Soft vs. hard credit checks: What’s the difference?
You are probably aware that when you apply for a loan or credit card, the potential creditor checks or ‘pulls’ your credit report and score. But did you know there are other situations, like a prospective employer reviewing your credit report, that also register as a credit check? Here’s what you need to know about the two types of credit checks, and the different ways they affect your credit score.
What is a hard credit check?
A hard credit check is when a lender pulls your credit report because you’ve applied for new credit, such as a credit card, a car loan, a home loan or an increase to an existing line of credit. Hard credit checks can affect your credit score (the most common is your FICO® Score) because seeking new credit can make you seem like more of a risk to lenders, who may worry about your ability to pay back the debt.
Hard credit inquiries don’t hurt much
Here’s the good news: For many people, the damage from hard checks is minor, usually less than five points off your credit score. One or two credit checks will not significantly harm your credit.
Don’t let concern about credit checks keep you from shopping around for the best deal on auto loans, student loans or mortgages. Hard credit checks that occur for specific items like these, and that happen within a certain time frame—FICO calls them shopping periods—are usually treated as a single inquiry. While each lender may use a different formula to calculate a shopping period, it’s typically 14–45 days.
When to be cautious
New lines of credit represent only 10 percent of your credit score, according to myFICO.com, but that doesn’t mean you should rack up hard inquiries without giving it a second thought.
- Although credit checks are factored into your credit score for only 12 months, they remain on your credit report for two years.
- Credit checks can have a greater impact for someone with a short credit history and few accounts, compared with someone who has a long history and wide range of credit experience.
- To a lender reviewing your credit report, many hard credit checks in a short time may indicate higher credit risk because it could appear that you are trying to get a lot of credit quickly. (The exception is if you rate shop for a car, student or home loan during a short period.)
- Drops in your credit score can result in higher interest rates when you borrow, which means you pay more over the life of a loan.
What is a soft credit check?
A soft credit check is when your credit report is pulled but you haven’t applied for credit. For example: Insurance companies or potential landlords may look at your credit report to assess risk; potential employers may do background checks. Credit card companies can also pull a soft copy of your credit to service and manage any existing relationships you may have with them. Soft checks do not affect your credit score or show up on your credit report.
Protect your credit
To keep your credit score healthy, avoid hard checks when you can. Try to say no to those store credit cards offered to you at checkout if they don’t make sense in your larger financial picture.
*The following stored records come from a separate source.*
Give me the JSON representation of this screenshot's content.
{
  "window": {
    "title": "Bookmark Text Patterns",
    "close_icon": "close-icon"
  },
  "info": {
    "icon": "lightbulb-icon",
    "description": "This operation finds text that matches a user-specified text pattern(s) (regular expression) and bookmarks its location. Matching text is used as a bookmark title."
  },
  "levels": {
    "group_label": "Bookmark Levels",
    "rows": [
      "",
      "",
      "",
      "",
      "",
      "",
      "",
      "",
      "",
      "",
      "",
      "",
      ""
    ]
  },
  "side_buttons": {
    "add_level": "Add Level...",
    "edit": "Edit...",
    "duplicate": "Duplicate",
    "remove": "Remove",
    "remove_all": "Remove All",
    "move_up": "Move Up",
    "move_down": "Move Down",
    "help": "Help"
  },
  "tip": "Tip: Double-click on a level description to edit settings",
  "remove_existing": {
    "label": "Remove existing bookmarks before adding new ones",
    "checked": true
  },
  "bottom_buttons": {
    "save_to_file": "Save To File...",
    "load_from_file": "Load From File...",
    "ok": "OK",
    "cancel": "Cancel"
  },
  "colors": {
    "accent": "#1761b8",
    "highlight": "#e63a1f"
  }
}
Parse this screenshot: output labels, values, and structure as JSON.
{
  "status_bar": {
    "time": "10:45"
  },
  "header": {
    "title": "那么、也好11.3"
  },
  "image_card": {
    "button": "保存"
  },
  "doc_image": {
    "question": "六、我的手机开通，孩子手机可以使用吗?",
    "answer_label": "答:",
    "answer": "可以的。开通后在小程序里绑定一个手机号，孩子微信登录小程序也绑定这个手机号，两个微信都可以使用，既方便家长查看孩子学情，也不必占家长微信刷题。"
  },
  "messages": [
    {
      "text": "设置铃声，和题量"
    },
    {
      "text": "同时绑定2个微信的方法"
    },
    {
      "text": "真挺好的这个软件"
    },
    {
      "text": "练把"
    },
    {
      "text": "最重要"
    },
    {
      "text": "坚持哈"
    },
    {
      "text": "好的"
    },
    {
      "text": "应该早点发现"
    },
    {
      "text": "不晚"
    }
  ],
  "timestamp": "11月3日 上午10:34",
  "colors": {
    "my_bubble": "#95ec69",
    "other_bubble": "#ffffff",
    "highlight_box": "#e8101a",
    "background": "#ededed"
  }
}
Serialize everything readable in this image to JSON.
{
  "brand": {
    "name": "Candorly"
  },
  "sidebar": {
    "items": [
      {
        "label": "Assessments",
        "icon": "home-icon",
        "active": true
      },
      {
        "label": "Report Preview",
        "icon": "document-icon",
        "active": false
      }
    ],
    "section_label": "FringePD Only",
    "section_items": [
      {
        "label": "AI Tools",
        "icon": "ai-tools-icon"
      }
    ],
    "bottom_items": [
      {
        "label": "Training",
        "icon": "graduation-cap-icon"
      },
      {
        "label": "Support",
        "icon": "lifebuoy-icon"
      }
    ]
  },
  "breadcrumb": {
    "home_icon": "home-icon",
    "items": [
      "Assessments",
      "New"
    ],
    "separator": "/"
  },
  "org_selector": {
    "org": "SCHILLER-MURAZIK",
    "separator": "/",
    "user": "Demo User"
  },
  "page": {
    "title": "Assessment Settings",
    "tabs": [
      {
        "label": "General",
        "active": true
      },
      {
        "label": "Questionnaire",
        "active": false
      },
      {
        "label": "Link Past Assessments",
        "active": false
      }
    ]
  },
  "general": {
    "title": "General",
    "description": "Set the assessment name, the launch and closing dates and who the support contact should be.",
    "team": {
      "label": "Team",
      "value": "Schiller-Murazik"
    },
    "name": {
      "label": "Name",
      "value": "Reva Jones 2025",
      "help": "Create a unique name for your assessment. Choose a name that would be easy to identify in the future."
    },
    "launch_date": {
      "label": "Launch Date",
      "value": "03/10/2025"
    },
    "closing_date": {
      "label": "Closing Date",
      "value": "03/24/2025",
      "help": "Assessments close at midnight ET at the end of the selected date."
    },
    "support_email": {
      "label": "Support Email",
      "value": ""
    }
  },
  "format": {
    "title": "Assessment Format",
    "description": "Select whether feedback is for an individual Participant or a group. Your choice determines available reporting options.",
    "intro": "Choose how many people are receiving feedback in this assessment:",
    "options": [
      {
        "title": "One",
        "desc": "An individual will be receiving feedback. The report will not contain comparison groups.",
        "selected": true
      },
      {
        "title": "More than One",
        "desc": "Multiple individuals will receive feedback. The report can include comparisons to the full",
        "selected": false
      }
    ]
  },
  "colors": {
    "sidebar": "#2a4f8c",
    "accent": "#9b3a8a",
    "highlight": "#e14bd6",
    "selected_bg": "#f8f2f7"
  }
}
If you rate shop for a car, student or home loan, it’s best to keep it within a 14- to 45-day window so multiple credit checks are recorded as one. Also keep an eye on your credit report. If you see a hard check you did not initiate, take action to protect yourself from identity theft.